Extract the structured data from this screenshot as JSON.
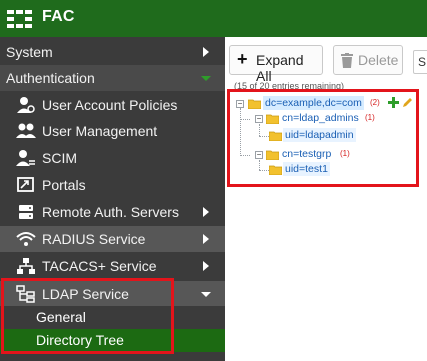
{
  "app": {
    "title": "FAC",
    "logo_icon": "fortinet-grid-icon"
  },
  "colors": {
    "topbar": "#1f6b1c",
    "sidebar": "#3b3b3b",
    "selected": "#1c6a12",
    "highlight": "#e3141b",
    "add_icon": "#2e9d2a",
    "edit_icon": "#e0a51c"
  },
  "sidebar": {
    "sections": [
      {
        "label": "System",
        "expanded": false
      },
      {
        "label": "Authentication",
        "expanded": true
      }
    ],
    "items": [
      {
        "label": "User Account Policies",
        "icon": "user-gear-icon"
      },
      {
        "label": "User Management",
        "icon": "users-icon"
      },
      {
        "label": "SCIM",
        "icon": "user-sync-icon"
      },
      {
        "label": "Portals",
        "icon": "portal-icon"
      },
      {
        "label": "Remote Auth. Servers",
        "icon": "server-icon"
      },
      {
        "label": "RADIUS Service",
        "icon": "wifi-icon"
      },
      {
        "label": "TACACS+ Service",
        "icon": "network-icon"
      },
      {
        "label": "LDAP Service",
        "icon": "sitemap-icon",
        "expanded": true
      }
    ],
    "subitems": [
      {
        "label": "General",
        "selected": false
      },
      {
        "label": "Directory Tree",
        "selected": true
      }
    ]
  },
  "toolbar": {
    "expand_all_label": "Expand All",
    "delete_label": "Delete",
    "search_placeholder": "S",
    "entries_note": "(15 of 20 entries remaining)"
  },
  "tree": {
    "root": {
      "label": "dc=example,dc=com",
      "count": "(2)"
    },
    "groups": [
      {
        "label": "cn=ldap_admins",
        "count": "(1)",
        "children": [
          {
            "label": "uid=ldapadmin"
          }
        ]
      },
      {
        "label": "cn=testgrp",
        "count": "(1)",
        "children": [
          {
            "label": "uid=test1"
          }
        ]
      }
    ]
  }
}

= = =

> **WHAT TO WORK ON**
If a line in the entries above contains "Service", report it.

> **WRITTEN ANSWER**
        "label": "RADIUS Service",
        "label": "TACACS+ Service",
        "label": "LDAP Service",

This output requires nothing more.